“You can be sure, with no vanity, we will accomplish the best World Cup for women.”

The Congress at the Queen Sirikit National Convention Center also heard a call by Fifa for all members to impose mandatory sanctions to tackle racist abuse.

As well, there was a Palestinian proposal to suspend the Israel Football Association (IFA), accusing it of multiple violations of Fifa statutes, including over the war in Gaza and inclusion in Israel’s leagues of teams located in Palestinian territory.

‘Right side of history’

Fifa president Gianni Infantino said an urgent legal assessment of the Palestinian allegations would be undertaken and the Fifa Council would convene an extraordinary congress in late July to address the issue.

He said he was extremely shocked by both the Oct 7 attack by Hamas in Israel and the devastation in Gaza, adding: “I pray for all those people who suffer unimaginably”.

The president of the Palestinian Football Association (PFA), Jibril Rajoub, had accused the IFA of racism and discrimination, in a proposal that alleged complicity in its failure to condemn the operations in Gaza. The IFA rejected the claims.

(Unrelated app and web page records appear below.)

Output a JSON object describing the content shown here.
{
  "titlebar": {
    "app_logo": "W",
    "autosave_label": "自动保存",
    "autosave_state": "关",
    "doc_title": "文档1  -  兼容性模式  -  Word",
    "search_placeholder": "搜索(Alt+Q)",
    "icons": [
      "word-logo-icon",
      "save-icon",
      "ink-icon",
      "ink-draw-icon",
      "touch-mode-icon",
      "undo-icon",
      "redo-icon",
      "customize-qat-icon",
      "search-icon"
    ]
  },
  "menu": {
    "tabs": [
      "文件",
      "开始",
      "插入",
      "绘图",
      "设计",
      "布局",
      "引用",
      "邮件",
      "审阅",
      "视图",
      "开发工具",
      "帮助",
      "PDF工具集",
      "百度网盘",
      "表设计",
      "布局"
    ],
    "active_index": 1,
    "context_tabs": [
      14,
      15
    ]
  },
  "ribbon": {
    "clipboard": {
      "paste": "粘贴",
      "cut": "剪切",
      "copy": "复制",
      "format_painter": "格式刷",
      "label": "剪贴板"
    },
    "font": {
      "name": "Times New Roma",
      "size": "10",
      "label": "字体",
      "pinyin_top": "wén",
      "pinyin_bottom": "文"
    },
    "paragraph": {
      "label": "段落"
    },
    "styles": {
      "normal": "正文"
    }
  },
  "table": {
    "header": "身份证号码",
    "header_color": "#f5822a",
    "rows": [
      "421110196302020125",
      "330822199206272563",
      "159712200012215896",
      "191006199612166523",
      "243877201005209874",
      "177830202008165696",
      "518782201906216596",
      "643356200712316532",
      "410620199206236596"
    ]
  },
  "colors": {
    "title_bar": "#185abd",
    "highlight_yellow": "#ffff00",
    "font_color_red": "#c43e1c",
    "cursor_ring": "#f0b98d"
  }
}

“Fifa cannot afford to remain indifferent to these violations or the ongoing genocide in Palestine,” Rajoub told the Congress. “I ask you to stand on the right side of history. … If not now, when?”

His Israeli counterpart Shino Moshe Zuares said the Palestinian proposal had nothing to do with football and that the IFA had broken no rules.

“Once again, we are facing a cynical political and hostile attempt by the PFA to harm Israel,” he said.

“I am holding myself back … in the hope things can be better for the game for those who play in Israel, the Palestinian authority, or those who play all over the world.” (Story continues below)

Fifa president Gianni Infantino speaks about football’s efforts to combat racism, at the Fifa Congress in Bangkok on Friday. (Photo: Reuters)

Transformative bid

The vote on the Women’s World Cup had been whittled down to two candidates after the United States and Mexico withdrew to pursue the 2031 tournament instead.

Brazil had scored 4.0 out of 5 compared to 3.7 for Belgium-Netherlands-Germany in the Fifa evaluation, which had highlighted the European bid’s compactness, solid commercial viability and short distances between venues, but noted smaller capacities of its 13 stadiums.

Brazil football chief Rodrigues said the win was the result of conviction, not lobbying.

“We were not campaigning, asking for votes. We were working to give Fifa what it needed,” he said.

The bid’s operational manager Valesca Araujo said the aim was to boost women’s football in South America, which was underdeveloped and had huge potential.

“The concept we presented went beyond a sports tournament. We worked for a transformation,” she said.

“Now we have to celebrate. It’s a great achievement for South America.”

Fifa vowed to be tough on racism with a call for strict measures to be implemented by all member over instances of abuse, including forfeiting of matches, and introducing racism as an offence in players’ disciplinary codes.

It advocates suspending or abandoning games plus the introduction of a global standard gesture for players to inform referees of racist abuse.

“If it is a problem of society and society can’t deal with it, let’s deal with it in football once and for all,” Infantino said.

Infantino also weighed in on what he called a “futile debate” over the volume of matches played globally, arguing Fifa organised about 1% of club games and just 1% to 2% of national team matches.

He reminded delegates that most Fifa members “would have no football without the resources” Fifa provides.

“I hope these figures will show that we should probably stop this futile debate, it’s really pointless, and focus on what we need to do,” he said.

Do you like the content of this article?